Johanna Blaak, W21C, University of Calgary; Rachel DiMaio, University of Calgary; Julia Kupis, University of Calgary; Ross Sweetzir, Cisco Systems; Conny Betuzzi, Alberta Children’s Hospital, Alberta Health Services; Corey Dowler, Alberta Children’s Hospital, Alberta Health Services; Krista McIntytre, Alberta Children’s Hospital, Alberta Health Services; Jaime Kaufman, University of Calgary; Greg Hallihan, University of Calgary; John Conly, Foothills Medical Centre; Joseph Vayalumkal, Alberta Childrens Hospital

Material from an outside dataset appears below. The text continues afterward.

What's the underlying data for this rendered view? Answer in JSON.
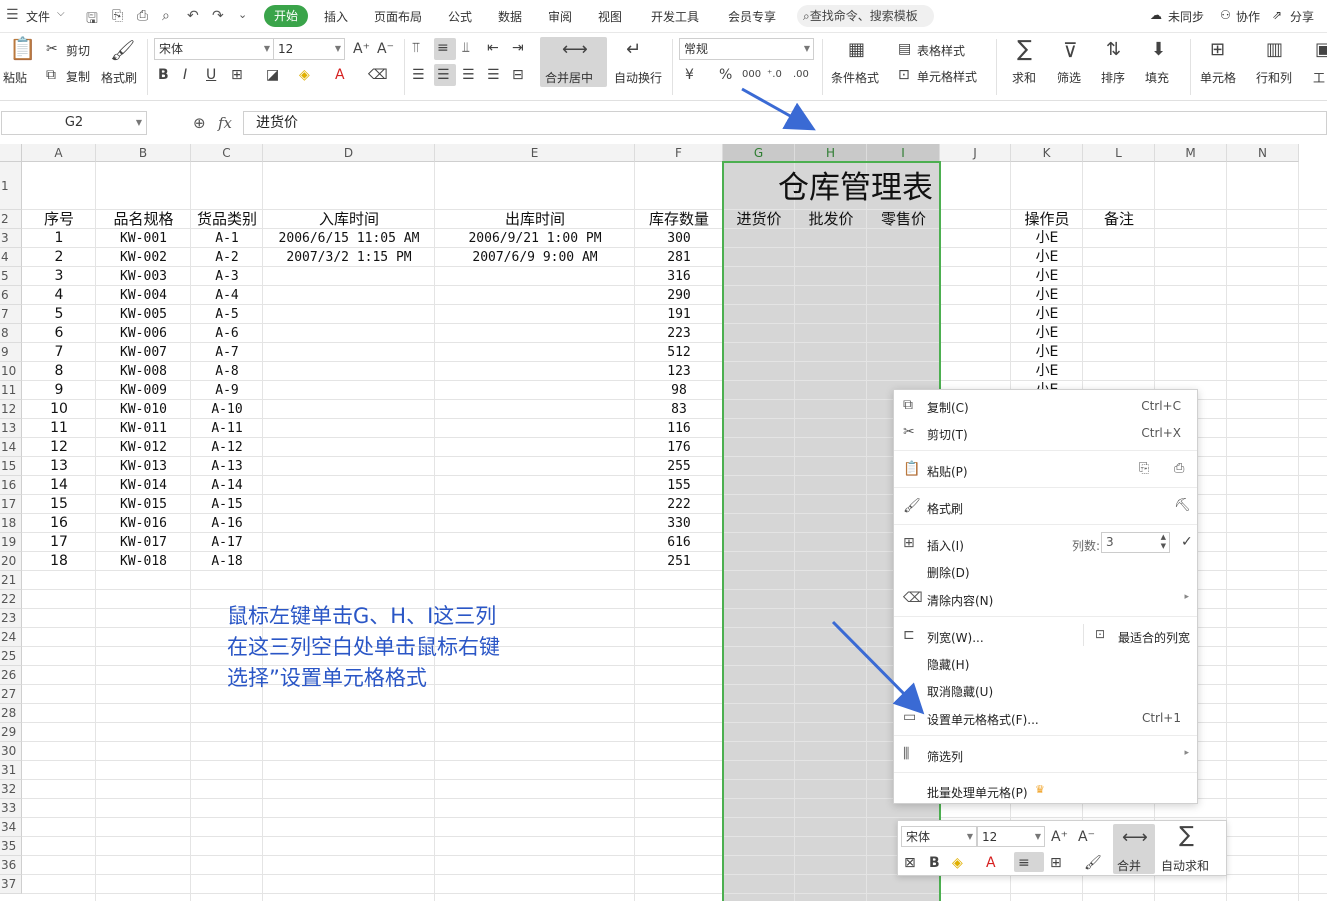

Background: Interaction design offers a novel interventional strategy to enhance hand-hygiene compliance (HHC) and reduce hospital-acquired infections (HAIs) in the pediatric setting. A quality improvement initiative in collaboration with the University of Calgary and Alberta Health Services led to the implementation of a pilot project with sensor-embedded alcohol -based hand rub (ABHR) dispensers at a hematology-oncology and hematopoietic stem cell transplant unit at Alberta Children’s Hospital (ACH). Methods: Internet of things (IoT) sensors were installed in ABHR dispensers (n = 3) on the unit. Usage data were transmitted to a local server using an MQTT messaging protocol for 16 weeks. Real-time data visualization was presented on a central display next to the nursing station with 11 unique pediatric themes including dinosaurs, transportation, and Canadian animals. Data were collected with and without visualization, and frequency of use (FoU) was determined for both periods. Qualitative interviews with unit stakeholders (n = 13) were held to determine perceptions of the intervention. Results: During the first 8 weeks of the study period, the mean daily use without visualization was 47 times (SD, 14.5) versus 99 times (SD, 23.9) with visualization. When accounting for novelty, by removing the first week of data, the mean daily use was 92 (SD 19.6). The percentage increase from period 1 to period 2 was 96.6%, accounting for novelty. Qualitative interviews with stakeholders (n = 13) on the unit indicated that the intervention increased their personal awareness of hand hygiene (75%) and acted as a constant reminder to perform hand hygiene for everyone on the unit including nonclinical staff, patients, and family members (92%). Conclusions: These limited data suggest that interaction design may improve HH frequency and show promise as a tool for increased HH awareness and education. Interaction design provides a unique, innovative, and acceptable hand hygiene improvement strategy for staff, patients, and families in the pediatric inpatient setting.